:: Provided information ::

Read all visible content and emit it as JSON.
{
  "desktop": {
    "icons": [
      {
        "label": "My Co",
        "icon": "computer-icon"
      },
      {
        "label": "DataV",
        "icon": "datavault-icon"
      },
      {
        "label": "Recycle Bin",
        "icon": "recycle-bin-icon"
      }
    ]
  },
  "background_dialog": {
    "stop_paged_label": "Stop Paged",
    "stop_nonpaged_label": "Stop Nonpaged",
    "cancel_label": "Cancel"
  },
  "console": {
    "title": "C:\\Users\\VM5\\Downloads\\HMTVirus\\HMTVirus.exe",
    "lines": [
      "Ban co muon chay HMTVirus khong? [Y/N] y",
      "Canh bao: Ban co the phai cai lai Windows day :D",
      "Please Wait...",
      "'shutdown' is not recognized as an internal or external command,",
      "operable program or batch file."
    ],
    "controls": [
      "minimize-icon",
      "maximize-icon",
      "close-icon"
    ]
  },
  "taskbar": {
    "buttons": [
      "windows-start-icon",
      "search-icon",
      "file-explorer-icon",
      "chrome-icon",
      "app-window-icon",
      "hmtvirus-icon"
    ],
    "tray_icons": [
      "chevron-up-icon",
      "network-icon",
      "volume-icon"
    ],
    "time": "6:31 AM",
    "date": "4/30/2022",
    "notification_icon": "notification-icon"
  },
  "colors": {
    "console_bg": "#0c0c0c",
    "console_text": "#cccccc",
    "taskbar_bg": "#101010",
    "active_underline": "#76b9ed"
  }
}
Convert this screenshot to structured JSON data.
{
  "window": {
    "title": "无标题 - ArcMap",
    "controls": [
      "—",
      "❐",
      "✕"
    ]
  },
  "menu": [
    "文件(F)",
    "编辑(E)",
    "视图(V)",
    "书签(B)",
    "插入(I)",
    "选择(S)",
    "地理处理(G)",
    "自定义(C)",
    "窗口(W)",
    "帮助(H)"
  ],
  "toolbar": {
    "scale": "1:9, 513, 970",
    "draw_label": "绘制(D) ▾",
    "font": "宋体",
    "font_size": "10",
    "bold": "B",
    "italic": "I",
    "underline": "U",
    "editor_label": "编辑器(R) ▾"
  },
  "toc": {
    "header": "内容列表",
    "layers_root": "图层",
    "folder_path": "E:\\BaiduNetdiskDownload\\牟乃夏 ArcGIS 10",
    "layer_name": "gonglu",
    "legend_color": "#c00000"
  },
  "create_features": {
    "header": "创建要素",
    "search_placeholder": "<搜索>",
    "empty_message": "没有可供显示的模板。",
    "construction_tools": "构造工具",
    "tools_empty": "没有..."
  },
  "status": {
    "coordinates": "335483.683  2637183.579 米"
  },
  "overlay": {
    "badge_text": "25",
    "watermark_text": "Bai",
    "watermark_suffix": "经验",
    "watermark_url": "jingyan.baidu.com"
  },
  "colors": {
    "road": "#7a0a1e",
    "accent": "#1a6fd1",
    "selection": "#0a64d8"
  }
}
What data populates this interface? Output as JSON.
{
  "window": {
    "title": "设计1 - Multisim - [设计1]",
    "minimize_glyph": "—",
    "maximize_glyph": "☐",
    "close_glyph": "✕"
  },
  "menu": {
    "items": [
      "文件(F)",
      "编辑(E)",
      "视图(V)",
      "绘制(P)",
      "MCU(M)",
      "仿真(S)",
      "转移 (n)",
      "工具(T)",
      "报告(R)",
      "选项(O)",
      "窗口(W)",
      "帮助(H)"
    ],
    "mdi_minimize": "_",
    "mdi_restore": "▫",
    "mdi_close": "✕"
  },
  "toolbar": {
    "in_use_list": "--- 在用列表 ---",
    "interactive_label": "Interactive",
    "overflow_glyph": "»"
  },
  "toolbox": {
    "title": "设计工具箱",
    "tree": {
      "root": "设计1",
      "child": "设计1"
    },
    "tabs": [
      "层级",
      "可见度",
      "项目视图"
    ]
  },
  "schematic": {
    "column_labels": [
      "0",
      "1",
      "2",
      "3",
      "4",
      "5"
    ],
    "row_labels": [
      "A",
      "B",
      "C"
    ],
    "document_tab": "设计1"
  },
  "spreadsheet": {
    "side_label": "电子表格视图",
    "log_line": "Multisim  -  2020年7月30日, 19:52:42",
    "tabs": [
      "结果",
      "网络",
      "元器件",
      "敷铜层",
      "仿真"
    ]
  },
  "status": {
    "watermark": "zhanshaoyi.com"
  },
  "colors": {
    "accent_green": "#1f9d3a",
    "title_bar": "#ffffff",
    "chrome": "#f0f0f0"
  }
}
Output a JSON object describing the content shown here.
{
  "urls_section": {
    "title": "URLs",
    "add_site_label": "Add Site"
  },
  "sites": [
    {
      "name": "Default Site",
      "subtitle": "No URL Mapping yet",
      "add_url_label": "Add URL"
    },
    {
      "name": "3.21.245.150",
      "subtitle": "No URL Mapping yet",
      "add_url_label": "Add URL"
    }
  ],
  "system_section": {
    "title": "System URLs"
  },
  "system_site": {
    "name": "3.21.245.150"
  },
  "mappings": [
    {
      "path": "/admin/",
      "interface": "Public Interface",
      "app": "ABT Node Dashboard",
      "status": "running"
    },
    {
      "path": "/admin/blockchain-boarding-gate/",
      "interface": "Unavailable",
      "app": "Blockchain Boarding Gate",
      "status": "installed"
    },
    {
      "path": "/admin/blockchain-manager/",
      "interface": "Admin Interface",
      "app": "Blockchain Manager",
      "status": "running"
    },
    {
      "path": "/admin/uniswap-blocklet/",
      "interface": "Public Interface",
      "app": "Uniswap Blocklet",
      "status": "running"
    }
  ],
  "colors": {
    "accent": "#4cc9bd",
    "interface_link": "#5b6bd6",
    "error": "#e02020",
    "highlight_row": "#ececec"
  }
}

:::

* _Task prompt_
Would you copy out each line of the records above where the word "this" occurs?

* _Expected output_
Convert this screenshot to structured JSON data.
What data populates this interface? Output as JSON.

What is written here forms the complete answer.